Many people wholeheartedly believe that they are pleasing to God but will be condemned on the Day of Judgment (Matt 7:22-23). Feelings can be deceptive, but God’s Word is unchanging, unbiased, and able to rightly divide our lives and character (Heb 4:12). If you want to know whether or not you are pleasing God, compare your life to the Scriptures. “Faith comes by hearing and hearing by the Word of God (Rom 10:17).”
It is very common for people to have an initial burst of enthusiasm when they first learn about Christ. Matt 13:20-21 tells about the person that has an unrooted love of God – that is true for lots of folks. The key for you is that you need to be different. You need to put out the effort even when you don’t feel like it. We are defined by what we do when it is hard, not when it is easy.
Part of your problem may be that you aren’t amongst a group of people that are feeding you the Word of God. Many churches teach emotionalism but not Scripture, and that leaves you feeling defeated the first time things get difficult. If you would like help finding a congregation near you that faithfully stands by God’s Word, feel free to e-mail us at email@example.com, and we will help you locate one.
Is the church of Christ a denominational church?
Doing My Research
Dear Doing My Research,
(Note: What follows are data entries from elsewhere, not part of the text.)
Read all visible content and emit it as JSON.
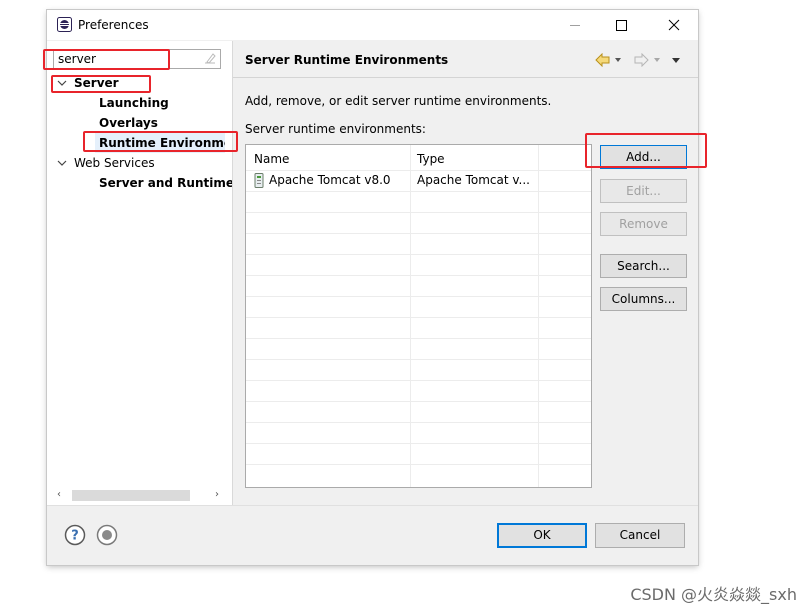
{
  "window": {
    "title": "Preferences"
  },
  "filter": {
    "value": "server"
  },
  "tree": {
    "items": [
      {
        "label": "Server",
        "expanded": true,
        "bold": true
      },
      {
        "label": "Launching",
        "bold": true
      },
      {
        "label": "Overlays",
        "bold": true
      },
      {
        "label": "Runtime Environme",
        "bold": true,
        "selected": true
      },
      {
        "label": "Web Services",
        "expanded": true,
        "bold": false
      },
      {
        "label": "Server and Runtime",
        "bold": true
      }
    ]
  },
  "page": {
    "title": "Server Runtime Environments",
    "description": "Add, remove, or edit server runtime environments.",
    "table_label": "Server runtime environments:"
  },
  "table": {
    "headers": [
      "Name",
      "Type"
    ],
    "rows": [
      {
        "name": "Apache Tomcat v8.0",
        "type": "Apache Tomcat v..."
      }
    ]
  },
  "buttons": {
    "add": "Add...",
    "edit": "Edit...",
    "remove": "Remove",
    "search": "Search...",
    "columns": "Columns..."
  },
  "footer": {
    "ok": "OK",
    "cancel": "Cancel"
  },
  "watermark": "CSDN @火炎焱燚_sxh",
  "colors": {
    "highlight": "#e8242b",
    "focus": "#0078d7",
    "selection": "#e5f0fb"
  }
}
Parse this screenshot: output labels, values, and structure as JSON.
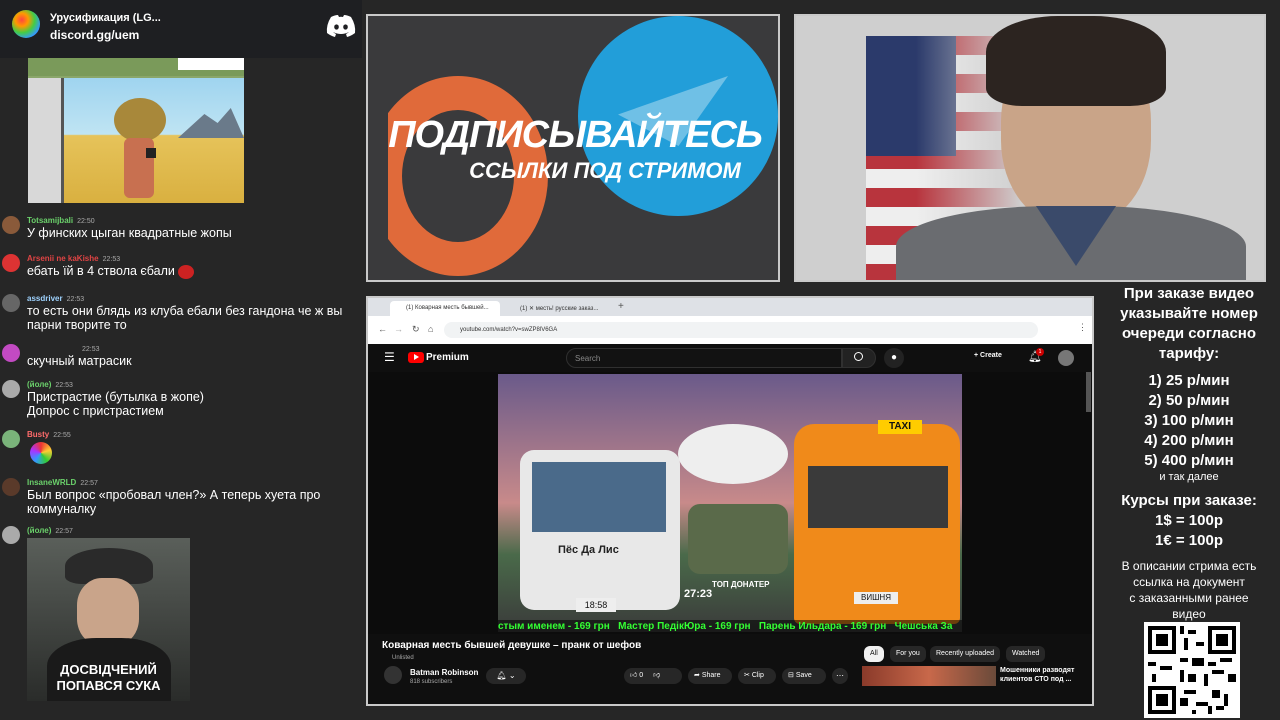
{
  "discord": {
    "server_name": "Урусификация (LG...",
    "invite": "discord.gg/uem",
    "brand_color": "#5865f2"
  },
  "chat": {
    "messages": [
      {
        "user": "Totsamijbali",
        "time": "22:50",
        "name_color": "#6bd16b",
        "text": "У финских цыган квадратные жопы"
      },
      {
        "user": "Arsenii ne kaKishe",
        "time": "22:53",
        "name_color": "#e04444",
        "text": "ебать їй в 4 ствола єбали"
      },
      {
        "user": "assdriver",
        "time": "22:53",
        "name_color": "#9fd3ff",
        "text": "то есть они блядь из клуба ебали без гандона че ж вы парни творите то"
      },
      {
        "user": "",
        "time": "22:53",
        "name_color": "#cfcfcf",
        "text": "скучный матрасик"
      },
      {
        "user": "(йоле)",
        "time": "22:53",
        "name_color": "#6bd16b",
        "text": "Пристрастие (бутылка в жопе) Допрос с пристрастием"
      },
      {
        "user": "Busty",
        "time": "22:55",
        "name_color": "#ff6b6b",
        "text": ""
      },
      {
        "user": "InsaneWRLD",
        "time": "22:57",
        "name_color": "#6bd16b",
        "text": "Был вопрос «пробовал член?» А теперь хуета про коммуналку"
      },
      {
        "user": "(йоле)",
        "time": "22:57",
        "name_color": "#6bd16b",
        "text": ""
      }
    ],
    "meme_caption_line1": "ДОСВІДЧЕНИЙ",
    "meme_caption_line2": "ПОПАВСЯ СУКА"
  },
  "promo": {
    "title": "ПОДПИСЫВАЙТЕСЬ",
    "subtitle": "ССЫЛКИ ПОД СТРИМОМ",
    "boosty_color": "#e06a3a",
    "telegram_color": "#229ed9"
  },
  "browser": {
    "tab1": "(1) Коварная месть бывшей...",
    "tab2": "(1) ✕ месть! русские заказ...",
    "url": "youtube.com/watch?v=swZP8lV6GA"
  },
  "youtube": {
    "logo": "Premium",
    "search_placeholder": "Search",
    "create_label": "Create",
    "notif_count": "1",
    "video_title": "Коварная месть бывшей девушке – пранк от шефов",
    "unlisted": "Unlisted",
    "channel": "Batman Robinson",
    "subscribers": "818 subscribers",
    "likes": "0",
    "share": "Share",
    "clip": "Clip",
    "save": "Save",
    "chips": [
      "All",
      "For you",
      "Recently uploaded",
      "Watched"
    ],
    "rec_title": "Мошенники разводят клиентов СТО под ...",
    "overlay": {
      "van_left_label": "Пёс Да Лис",
      "van_right_label": "ВИШНЯ",
      "taxi": "TAXI",
      "time_left": "18:58",
      "duration": "27:23",
      "top_donator": "ТОП ДОНАТЕР",
      "ticker": "стым именем - 169 грн   Мастер ПедікЮра - 169 грн   Парень Ильдара - 169 грн   Чешська За"
    }
  },
  "pricing": {
    "intro": [
      "При заказе видео",
      "указывайте номер",
      "очереди согласно",
      "тарифу:"
    ],
    "tiers": [
      "1) 25 р/мин",
      "2) 50 р/мин",
      "3) 100 р/мин",
      "4) 200 р/мин",
      "5) 400 р/мин"
    ],
    "etc": "и так далее",
    "rates_title": "Курсы при заказе:",
    "rates": [
      "1$ = 100р",
      "1€ = 100р"
    ],
    "note": [
      "В описании стрима есть",
      "ссылка на документ",
      "с заказанными ранее",
      "видео"
    ]
  }
}
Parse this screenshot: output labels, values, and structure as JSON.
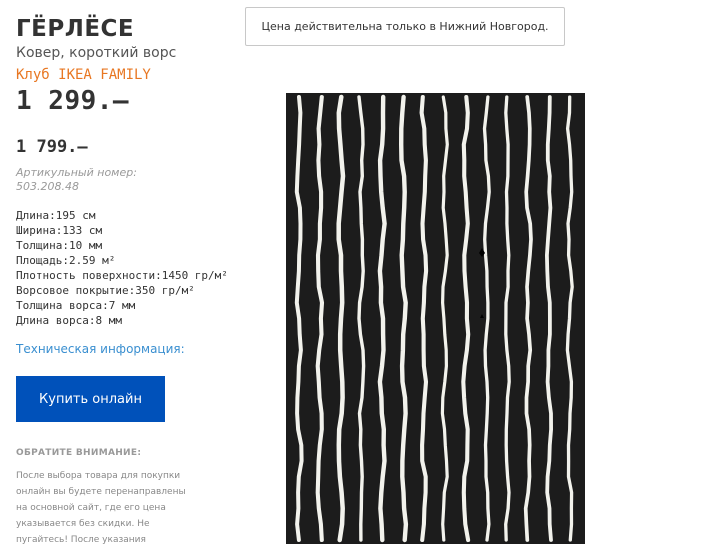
{
  "product": {
    "title": "ГЁРЛЁСЕ",
    "subtitle": "Ковер, короткий ворс",
    "family_label": "Клуб IKEA FAMILY",
    "family_price": "1 299.–",
    "regular_price": "1 799.–",
    "article": "Артикульный номер: 503.208.48"
  },
  "specs": [
    "Длина:195 см",
    "Ширина:133 см",
    "Толщина:10 мм",
    "Площадь:2.59 м²",
    "Плотность поверхности:1450 гр/м²",
    "Ворсовое покрытие:350 гр/м²",
    "Толщина ворса:7 мм",
    "Длина ворса:8 мм"
  ],
  "links": {
    "tech_info": "Техническая информация:"
  },
  "buttons": {
    "buy_online": "Купить онлайн"
  },
  "notice": {
    "heading": "ОБРАТИТЕ ВНИМАНИЕ:",
    "text": "После выбора товара для покупки онлайн вы будете перенаправлены на основной сайт, где его цена указывается без скидки. Не пугайтесь! После указания"
  },
  "banner": {
    "text": "Цена действительна только в Нижний Новгород."
  },
  "image": {
    "rug_color": "#1c1c1c",
    "stripe_color": "#f2f2ec"
  },
  "colors": {
    "family_orange": "#e87722",
    "button_blue": "#0051ba",
    "link_blue": "#3a8fd0"
  }
}
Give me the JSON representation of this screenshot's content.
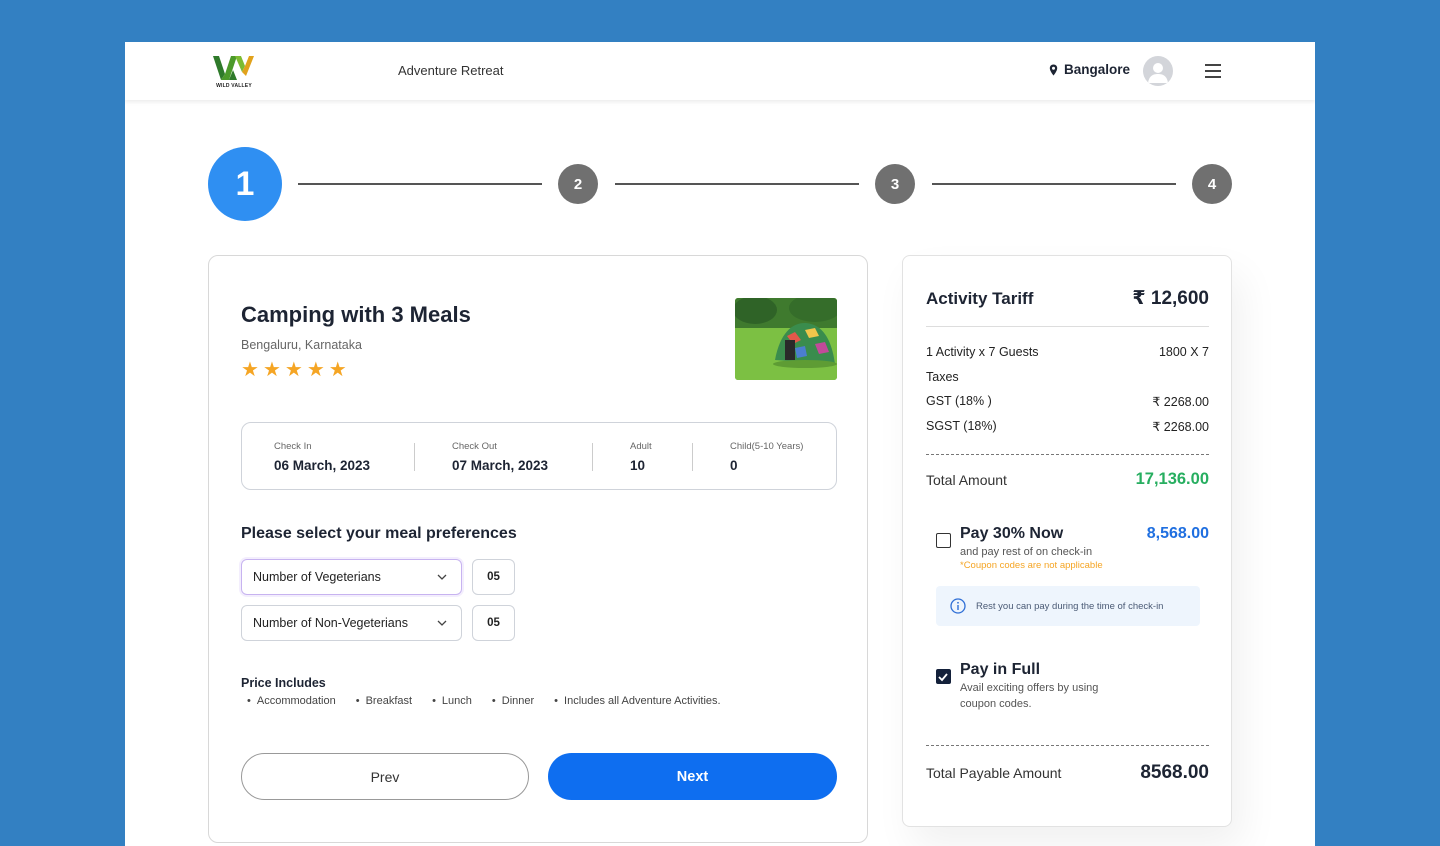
{
  "header": {
    "logo_text": "WILD VALLEY",
    "title": "Adventure Retreat",
    "location": "Bangalore",
    "icons": {
      "location": "map-pin-icon",
      "avatar": "user-avatar-icon",
      "menu": "hamburger-menu-icon"
    }
  },
  "stepper": {
    "steps": [
      "1",
      "2",
      "3",
      "4"
    ],
    "active": "1"
  },
  "activity": {
    "title": "Camping with 3 Meals",
    "location": "Bengaluru, Karnataka",
    "rating": 5,
    "image": "camping-tent-photo"
  },
  "booking": {
    "check_in_label": "Check In",
    "check_in": "06 March, 2023",
    "check_out_label": "Check Out",
    "check_out": "07 March, 2023",
    "adult_label": "Adult",
    "adult": "10",
    "child_label": "Child(5-10 Years)",
    "child": "0"
  },
  "meals": {
    "title": "Please select your meal preferences",
    "veg_label": "Number of Vegeterians",
    "veg_qty": "05",
    "nonveg_label": "Number of Non-Vegeterians",
    "nonveg_qty": "05"
  },
  "includes": {
    "title": "Price Includes",
    "items": [
      "Accommodation",
      "Breakfast",
      "Lunch",
      "Dinner",
      "Includes all Adventure Activities."
    ]
  },
  "buttons": {
    "prev": "Prev",
    "next": "Next"
  },
  "tariff": {
    "title": "Activity Tariff",
    "amount": "₹ 12,600",
    "line_label": "1 Activity x 7 Guests",
    "line_value": "1800 X 7",
    "taxes_label": "Taxes",
    "gst_label": "GST (18% )",
    "gst_value": "₹ 2268.00",
    "sgst_label": "SGST (18%)",
    "sgst_value": "₹ 2268.00",
    "total_label": "Total Amount",
    "total_value": "17,136.00",
    "partial": {
      "title": "Pay 30% Now",
      "amount": "8,568.00",
      "sub": "and pay rest of on check-in",
      "note": "*Coupon codes are not applicable",
      "info": "Rest you can pay during the time of check-in",
      "checked": false
    },
    "full": {
      "title": "Pay in Full",
      "sub1": "Avail exciting offers by using",
      "sub2": "coupon codes.",
      "checked": true
    },
    "payable_label": "Total Payable Amount",
    "payable_value": "8568.00"
  },
  "colors": {
    "background": "#3380c2",
    "accent": "#0e6ef0",
    "step_active": "#2f8ff2",
    "green": "#27ae60",
    "star": "#f5a524"
  }
}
The church of Christ is definitely not a denominational church. Each congregation is led and guided autonomously by the Scriptures. Whatever the Scriptures say, that is what we do (Col 3:17). Denominationalism is wrong – read our article “Down With Denominationalism” for details on how the Lord’s church is being attacked by the religious confusion of the denominational world.